(Saved entries)
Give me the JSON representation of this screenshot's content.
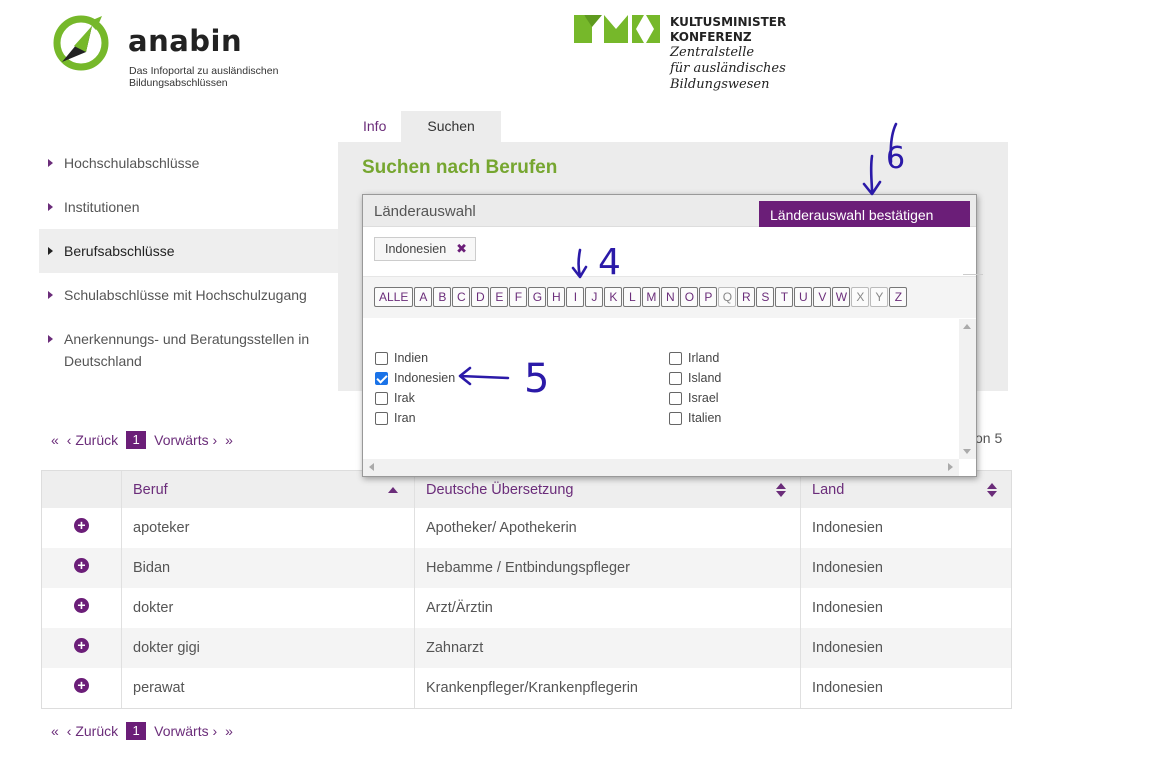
{
  "header": {
    "anabin_name": "anabin",
    "anabin_tagline_1": "Das Infoportal zu ausländischen",
    "anabin_tagline_2": "Bildungsabschlüssen",
    "kmk_org_1": "KULTUSMINISTER",
    "kmk_org_2": "KONFERENZ",
    "kmk_sub_1": "Zentralstelle",
    "kmk_sub_2": "für ausländisches",
    "kmk_sub_3": "Bildungswesen",
    "brand_green": "#76b82a",
    "brand_purple": "#6b1e78"
  },
  "tabs": [
    {
      "label": "Info"
    },
    {
      "label": "Suchen"
    }
  ],
  "sidebar": {
    "items": [
      {
        "label": "Hochschulabschlüsse"
      },
      {
        "label": "Institutionen"
      },
      {
        "label": "Berufsabschlüsse"
      },
      {
        "label": "Schulabschlüsse mit Hochschulzugang"
      },
      {
        "label": "Anerkennungs- und Beratungsstellen in Deutschland"
      }
    ]
  },
  "search": {
    "title": "Suchen nach Berufen"
  },
  "modal": {
    "title": "Länderauswahl",
    "confirm_label": "Länderauswahl bestätigen",
    "selected_tag": "Indonesien",
    "tag_remove_icon": "✖",
    "letters": [
      "ALLE",
      "A",
      "B",
      "C",
      "D",
      "E",
      "F",
      "G",
      "H",
      "I",
      "J",
      "K",
      "L",
      "M",
      "N",
      "O",
      "P",
      "Q",
      "R",
      "S",
      "T",
      "U",
      "V",
      "W",
      "X",
      "Y",
      "Z"
    ],
    "countries_col1": [
      {
        "name": "Indien",
        "checked": false
      },
      {
        "name": "Indonesien",
        "checked": true
      },
      {
        "name": "Irak",
        "checked": false
      },
      {
        "name": "Iran",
        "checked": false
      }
    ],
    "countries_col2": [
      {
        "name": "Irland",
        "checked": false
      },
      {
        "name": "Island",
        "checked": false
      },
      {
        "name": "Israel",
        "checked": false
      },
      {
        "name": "Italien",
        "checked": false
      }
    ]
  },
  "pagination": {
    "first": "«",
    "prev": "‹ Zurück",
    "current": "1",
    "next": "Vorwärts ›",
    "last": "»",
    "of_text": "on 5"
  },
  "table": {
    "headers": [
      "Beruf",
      "Deutsche Übersetzung",
      "Land"
    ],
    "rows": [
      {
        "beruf": "apoteker",
        "uebersetzung": "Apotheker/ Apothekerin",
        "land": "Indonesien"
      },
      {
        "beruf": "Bidan",
        "uebersetzung": "Hebamme / Entbindungspfleger",
        "land": "Indonesien"
      },
      {
        "beruf": "dokter",
        "uebersetzung": "Arzt/Ärztin",
        "land": "Indonesien"
      },
      {
        "beruf": "dokter gigi",
        "uebersetzung": "Zahnarzt",
        "land": "Indonesien"
      },
      {
        "beruf": "perawat",
        "uebersetzung": "Krankenpfleger/Krankenpflegerin",
        "land": "Indonesien"
      }
    ]
  },
  "annotations": {
    "step_4": "4",
    "step_5": "5",
    "step_6": "6"
  }
}
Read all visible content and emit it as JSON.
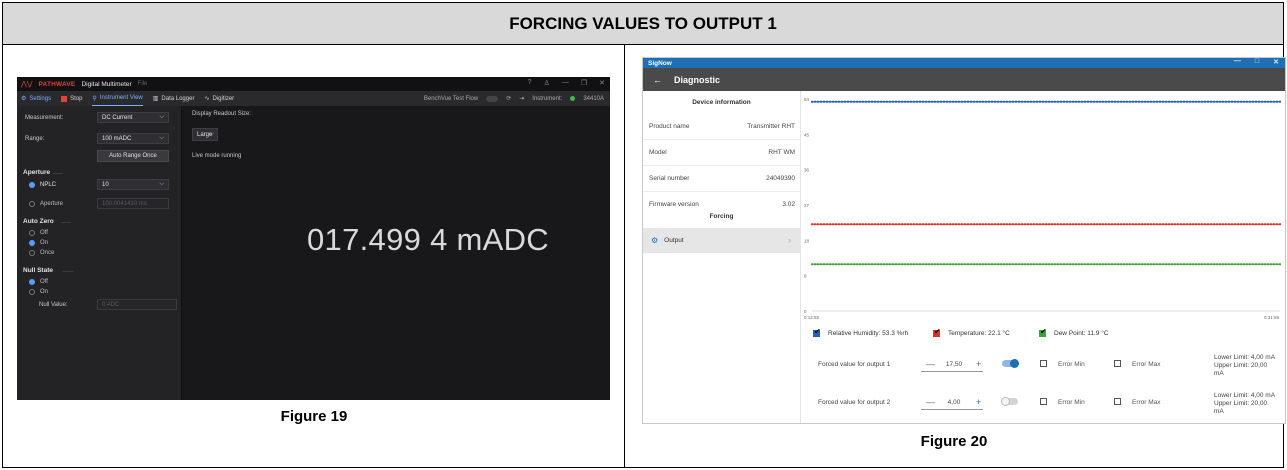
{
  "header": {
    "title": "FORCING VALUES TO OUTPUT 1"
  },
  "figure19": {
    "caption": "Figure 19",
    "titlebar": {
      "brand": "PATHWAVE",
      "app": "Digital Multimeter",
      "file": "File",
      "buttons": [
        "?",
        "♙",
        "—",
        "❐",
        "✕"
      ]
    },
    "toolbar": {
      "settings": "Settings",
      "stop": "Stop",
      "instrument_view": "Instrument View",
      "data_logger": "Data Logger",
      "digitizer": "Digitizer",
      "benchvue": "BenchVue Test Flow",
      "instrument_label": "Instrument:",
      "instrument_id": "34410A"
    },
    "settings": {
      "measurement_label": "Measurement:",
      "measurement_value": "DC Current",
      "range_label": "Range:",
      "range_value": "100 mADC",
      "auto_range_button": "Auto Range Once",
      "aperture_section": "Aperture",
      "nplc_label": "NPLC",
      "nplc_value": "10",
      "aperture_label": "Aperture",
      "aperture_value": "100.0041410 ms",
      "auto_zero_section": "Auto Zero",
      "auto_zero_options": [
        "Off",
        "On",
        "Once"
      ],
      "null_state_section": "Null State",
      "null_state_options": [
        "Off",
        "On"
      ],
      "null_value_label": "Null Value:",
      "null_value_placeholder": "0 ADC"
    },
    "display": {
      "readout_size_label": "Display Readout Size:",
      "readout_size_value": "Large",
      "status": "Live mode running",
      "reading": "017.499 4 mADC"
    }
  },
  "figure20": {
    "caption": "Figure 20",
    "titlebar": {
      "app": "SigNow",
      "buttons": [
        "—",
        "□",
        "✕"
      ]
    },
    "header": {
      "back": "←",
      "title": "Diagnostic"
    },
    "device_info": {
      "title": "Device information",
      "rows": [
        {
          "label": "Product name",
          "value": "Transmitter RHT"
        },
        {
          "label": "Model",
          "value": "RHT WM"
        },
        {
          "label": "Serial number",
          "value": "24049390"
        },
        {
          "label": "Firmware version",
          "value": "3.02"
        }
      ],
      "forcing_title": "Forcing",
      "output_item": "Output"
    },
    "legend": [
      {
        "label": "Relative Humidity: 53.3 %rh",
        "color": "#1f63b5"
      },
      {
        "label": "Temperature: 22.1 °C",
        "color": "#d9342b"
      },
      {
        "label": "Dew Point: 11.9 °C",
        "color": "#3aa53a"
      }
    ],
    "outputs": [
      {
        "label": "Forced value for output 1",
        "value": "17,50",
        "toggle_on": true,
        "error_min": "Error Min",
        "error_max": "Error Max",
        "lower_limit": "Lower Limit: 4,00 mA",
        "upper_limit": "Upper Limit: 20,00 mA"
      },
      {
        "label": "Forced value for output 2",
        "value": "4,00",
        "toggle_on": false,
        "error_min": "Error Min",
        "error_max": "Error Max",
        "lower_limit": "Lower Limit: 4,00 mA",
        "upper_limit": "Upper Limit: 20,00 mA"
      }
    ]
  },
  "chart_data": {
    "type": "line",
    "x_start": "0:14:55",
    "x_end": "0:31:55",
    "y_ticks": [
      "54",
      "45",
      "36",
      "27",
      "18",
      "9",
      "0"
    ],
    "ylim": [
      0,
      54
    ],
    "series": [
      {
        "name": "Relative Humidity: 53.3 %rh",
        "color": "#1f63b5",
        "value": 53.3
      },
      {
        "name": "Temperature: 22.1 °C",
        "color": "#d9342b",
        "value": 22.1
      },
      {
        "name": "Dew Point: 11.9 °C",
        "color": "#3aa53a",
        "value": 11.9
      }
    ]
  }
}
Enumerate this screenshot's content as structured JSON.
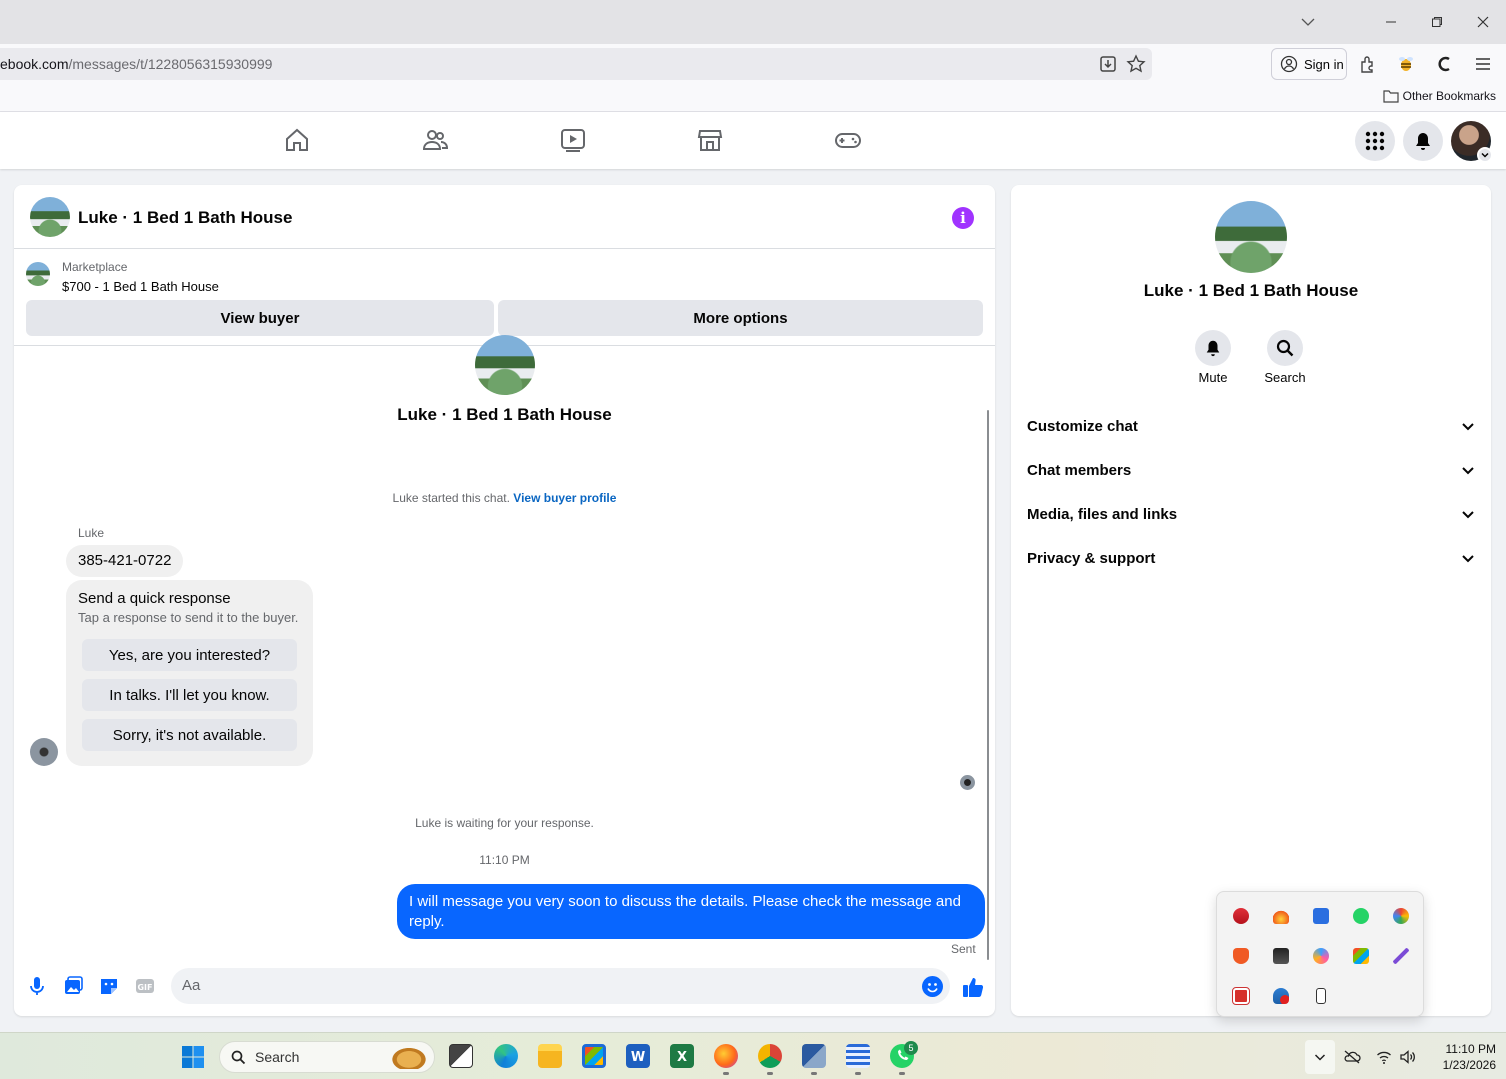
{
  "browser": {
    "url_host": "ebook.com",
    "url_path": "/messages/t/1228056315930999",
    "sign_in_label": "Sign in",
    "other_bookmarks_label": "Other Bookmarks"
  },
  "chat": {
    "title": "Luke · 1 Bed 1 Bath House",
    "marketplace_label": "Marketplace",
    "listing": "$700 - 1 Bed 1 Bath House",
    "view_buyer_label": "View buyer",
    "more_options_label": "More options",
    "convo_name": "Luke · 1 Bed 1 Bath House",
    "started_text": "Luke started this chat.",
    "view_buyer_profile_link": "View buyer profile",
    "sender_name": "Luke",
    "phone_message": "385-421-0722",
    "quick_response": {
      "title": "Send a quick response",
      "subtitle": "Tap a response to send it to the buyer.",
      "options": [
        "Yes, are you interested?",
        "In talks. I'll let you know.",
        "Sorry, it's not available."
      ]
    },
    "waiting_text": "Luke is waiting for your response.",
    "timestamp": "11:10 PM",
    "my_message": "I will message you very soon to discuss the details. Please check the message and reply.",
    "sent_label": "Sent",
    "input_placeholder": "Aa",
    "accent_color": "#0866ff"
  },
  "info": {
    "name": "Luke · 1 Bed 1 Bath House",
    "mute_label": "Mute",
    "search_label": "Search",
    "sections": [
      "Customize chat",
      "Chat members",
      "Media, files and links",
      "Privacy & support"
    ]
  },
  "taskbar": {
    "search_label": "Search",
    "whatsapp_badge": "5",
    "time": "11:10 PM",
    "date": "1/23/2026"
  }
}
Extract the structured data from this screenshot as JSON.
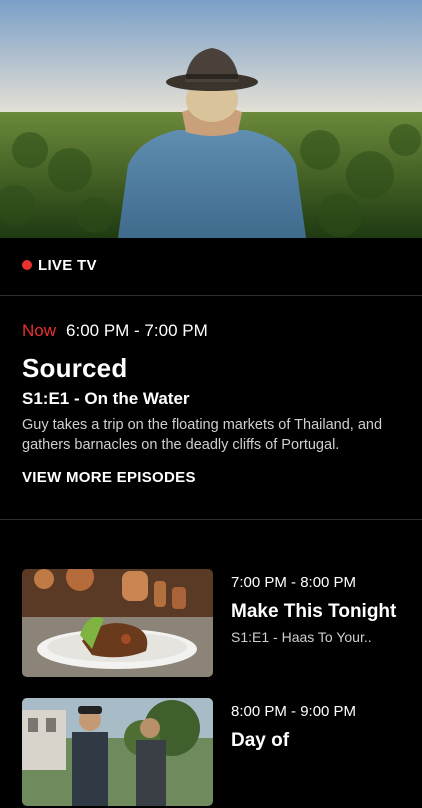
{
  "live": {
    "label": "LIVE TV",
    "dot_color": "#e8322e"
  },
  "current": {
    "now_label": "Now",
    "time": "6:00 PM - 7:00 PM",
    "title": "Sourced",
    "episode": "S1:E1 - On the Water",
    "description": "Guy takes a trip on the floating markets of Thailand, and gathers barnacles on the deadly cliffs of Portugal.",
    "view_more": "VIEW MORE EPISODES"
  },
  "schedule": [
    {
      "time": "7:00 PM - 8:00 PM",
      "title": "Make This Tonight",
      "episode": "S1:E1 - Haas To Your.."
    },
    {
      "time": "8:00 PM - 9:00 PM",
      "title": "Day of",
      "episode": ""
    }
  ],
  "colors": {
    "accent": "#e8322e",
    "background": "#000000"
  }
}
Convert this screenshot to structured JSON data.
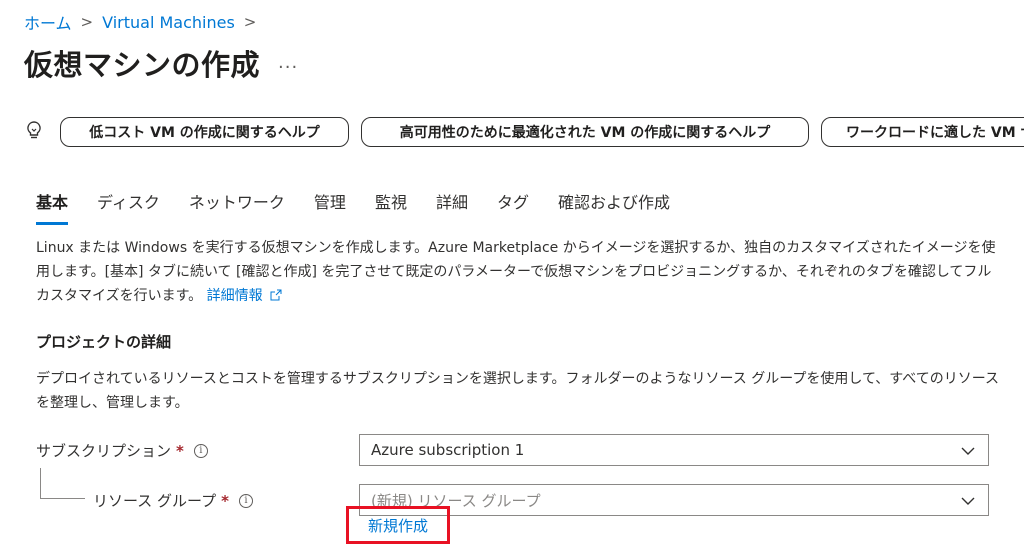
{
  "breadcrumb": {
    "home": "ホーム",
    "section": "Virtual Machines",
    "separator": ">"
  },
  "page": {
    "title": "仮想マシンの作成",
    "more": "..."
  },
  "help_links": [
    "低コスト VM の作成に関するヘルプ",
    "高可用性のために最適化された VM の作成に関するヘルプ",
    "ワークロードに適した VM サ"
  ],
  "tabs": [
    "基本",
    "ディスク",
    "ネットワーク",
    "管理",
    "監視",
    "詳細",
    "タグ",
    "確認および作成"
  ],
  "active_tab": "基本",
  "intro": {
    "text": "Linux または Windows を実行する仮想マシンを作成します。Azure Marketplace からイメージを選択するか、独自のカスタマイズされたイメージを使用します。[基本] タブに続いて [確認と作成] を完了させて既定のパラメーターで仮想マシンをプロビジョニングするか、それぞれのタブを確認してフル カスタマイズを行います。",
    "learn_more": "詳細情報"
  },
  "project_details": {
    "title": "プロジェクトの詳細",
    "description": "デプロイされているリソースとコストを管理するサブスクリプションを選択します。フォルダーのようなリソース グループを使用して、すべてのリソースを整理し、管理します。"
  },
  "form": {
    "subscription": {
      "label": "サブスクリプション",
      "required": "*",
      "value": "Azure subscription 1"
    },
    "resource_group": {
      "label": "リソース グループ",
      "required": "*",
      "placeholder": "(新規) リソース グループ",
      "create_new": "新規作成"
    }
  },
  "colors": {
    "accent": "#0078d4",
    "required": "#a4262c",
    "highlight": "#e81123"
  }
}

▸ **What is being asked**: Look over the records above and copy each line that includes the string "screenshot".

▸ **Response**:
Give me the JSON representation of this screenshot's content.
Enumerate this screenshot's content as structured JSON.
Extract the structured data from this screenshot as JSON.
Convert this screenshot to structured JSON data.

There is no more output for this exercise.